Geese management: 'They have brains the size of walnuts and are just as hard to crack'

·2 min read

Canada Geese with are becoming a nuisance on city trails, council was told, and city staff aim to add geese management options to their growing list of 2021 budget considerations.

“They have brains the size of walnuts and they are about just as hard to crack and they are in it for the long haul,” Dan Hicks, the city's director of parks, told council during a committee of the whole meeting Monday.

The geese were sent to New Brunswick from Toronto during Frank McKenna’s tenure as premier to help the recreational hunting industry, Hicks said, but now they are becoming a nuisance, creating debris from feathers to feces along urban trails, he said.

The city has researched several “geese management” options, he said, which range from accepting that geese are here and focus on cleaning up what they leave behind or focus on trying to get rid of geese altogether, he said.

Other ideas include changing the vegetative growth around water areas; installation of fencing that would prevent baby geese from reaching the water and encourage mothers to nest somewhere else; geese lights, which essentially gives geese insomnia by turning on every few seconds at eye level; sweepers and blowers to clean up debris left by geese; and trained dogs to chase away geese.

But most methods don’t work long-term, Hicks said, noting a life-like looking coyote decoy which the geese soon realized wasn't real.

“They are very persistent,” said Hicks. “You may gain some control, but they do have wings and they know how to use them.”

He recommended tackling geese management before they nest to try and reduce the population to make it a bit smaller next year.
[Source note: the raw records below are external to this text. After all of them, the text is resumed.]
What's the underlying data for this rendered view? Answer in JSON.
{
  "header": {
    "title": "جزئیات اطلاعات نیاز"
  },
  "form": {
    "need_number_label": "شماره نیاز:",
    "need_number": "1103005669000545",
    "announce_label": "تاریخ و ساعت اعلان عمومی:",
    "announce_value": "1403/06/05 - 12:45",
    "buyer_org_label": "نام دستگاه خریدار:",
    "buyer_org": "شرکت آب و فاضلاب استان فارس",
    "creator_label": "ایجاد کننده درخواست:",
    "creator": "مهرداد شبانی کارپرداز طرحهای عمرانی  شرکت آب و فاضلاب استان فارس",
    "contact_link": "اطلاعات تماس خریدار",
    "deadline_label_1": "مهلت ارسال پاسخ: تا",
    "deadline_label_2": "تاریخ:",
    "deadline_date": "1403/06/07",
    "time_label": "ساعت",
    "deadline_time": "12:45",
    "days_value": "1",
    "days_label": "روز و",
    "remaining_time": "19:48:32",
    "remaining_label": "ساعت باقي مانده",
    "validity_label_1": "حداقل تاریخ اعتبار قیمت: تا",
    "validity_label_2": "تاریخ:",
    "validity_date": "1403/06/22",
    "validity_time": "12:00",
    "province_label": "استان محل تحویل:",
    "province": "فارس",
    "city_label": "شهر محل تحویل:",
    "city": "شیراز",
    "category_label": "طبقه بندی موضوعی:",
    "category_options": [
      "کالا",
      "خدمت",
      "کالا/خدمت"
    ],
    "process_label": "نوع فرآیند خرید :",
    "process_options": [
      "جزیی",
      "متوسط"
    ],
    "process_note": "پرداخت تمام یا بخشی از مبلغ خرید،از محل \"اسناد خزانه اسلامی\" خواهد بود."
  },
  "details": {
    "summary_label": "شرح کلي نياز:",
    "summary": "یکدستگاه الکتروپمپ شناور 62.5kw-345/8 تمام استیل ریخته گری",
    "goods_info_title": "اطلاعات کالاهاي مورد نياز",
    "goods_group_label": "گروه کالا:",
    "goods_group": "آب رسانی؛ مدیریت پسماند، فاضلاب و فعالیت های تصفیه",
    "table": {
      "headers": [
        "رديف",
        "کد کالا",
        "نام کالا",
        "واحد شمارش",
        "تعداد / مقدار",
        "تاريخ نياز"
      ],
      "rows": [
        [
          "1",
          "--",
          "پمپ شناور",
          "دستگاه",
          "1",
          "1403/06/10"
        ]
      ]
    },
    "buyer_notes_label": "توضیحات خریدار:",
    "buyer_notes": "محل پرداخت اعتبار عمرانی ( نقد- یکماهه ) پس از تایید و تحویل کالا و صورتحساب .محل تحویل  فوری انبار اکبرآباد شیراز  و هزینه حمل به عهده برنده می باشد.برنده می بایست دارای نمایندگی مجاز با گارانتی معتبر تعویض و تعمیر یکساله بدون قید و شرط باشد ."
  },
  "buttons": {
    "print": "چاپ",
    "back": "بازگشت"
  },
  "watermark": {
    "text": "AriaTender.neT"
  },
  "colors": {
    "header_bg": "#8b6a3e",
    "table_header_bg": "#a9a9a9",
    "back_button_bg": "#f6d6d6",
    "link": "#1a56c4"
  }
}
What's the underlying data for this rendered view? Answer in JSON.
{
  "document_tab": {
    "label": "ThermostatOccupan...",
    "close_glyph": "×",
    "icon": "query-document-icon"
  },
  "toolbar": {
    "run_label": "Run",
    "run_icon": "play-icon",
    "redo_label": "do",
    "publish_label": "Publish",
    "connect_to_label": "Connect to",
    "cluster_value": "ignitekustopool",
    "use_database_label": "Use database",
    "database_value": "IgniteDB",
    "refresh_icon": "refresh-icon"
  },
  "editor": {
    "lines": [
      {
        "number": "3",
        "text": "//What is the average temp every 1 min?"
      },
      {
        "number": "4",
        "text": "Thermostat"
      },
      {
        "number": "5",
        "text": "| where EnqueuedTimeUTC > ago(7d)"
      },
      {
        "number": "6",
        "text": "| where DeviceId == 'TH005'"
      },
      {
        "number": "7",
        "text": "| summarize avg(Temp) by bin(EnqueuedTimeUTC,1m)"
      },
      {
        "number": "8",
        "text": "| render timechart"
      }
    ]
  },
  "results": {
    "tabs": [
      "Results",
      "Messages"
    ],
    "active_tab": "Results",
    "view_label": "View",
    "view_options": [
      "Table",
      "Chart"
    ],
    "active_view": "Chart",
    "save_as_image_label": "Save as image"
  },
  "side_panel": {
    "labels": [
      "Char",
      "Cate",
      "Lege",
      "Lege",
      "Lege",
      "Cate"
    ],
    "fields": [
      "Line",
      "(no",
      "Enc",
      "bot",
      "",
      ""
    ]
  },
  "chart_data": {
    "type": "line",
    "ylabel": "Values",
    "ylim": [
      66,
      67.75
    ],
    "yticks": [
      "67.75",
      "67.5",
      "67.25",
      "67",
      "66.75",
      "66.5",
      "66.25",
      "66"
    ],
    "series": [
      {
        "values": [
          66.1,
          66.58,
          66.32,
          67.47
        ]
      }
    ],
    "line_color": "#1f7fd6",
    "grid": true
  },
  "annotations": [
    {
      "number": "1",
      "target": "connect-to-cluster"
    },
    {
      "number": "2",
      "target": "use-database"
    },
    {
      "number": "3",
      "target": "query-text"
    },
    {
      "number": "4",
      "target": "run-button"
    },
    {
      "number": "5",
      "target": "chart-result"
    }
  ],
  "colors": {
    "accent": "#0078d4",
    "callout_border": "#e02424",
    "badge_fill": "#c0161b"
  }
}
Council voted unanimously to include information related to goose management in 2021 budget deliberations.

Clara Pasieka, Local Journalism Initiative Reporter, Telegraph-Journal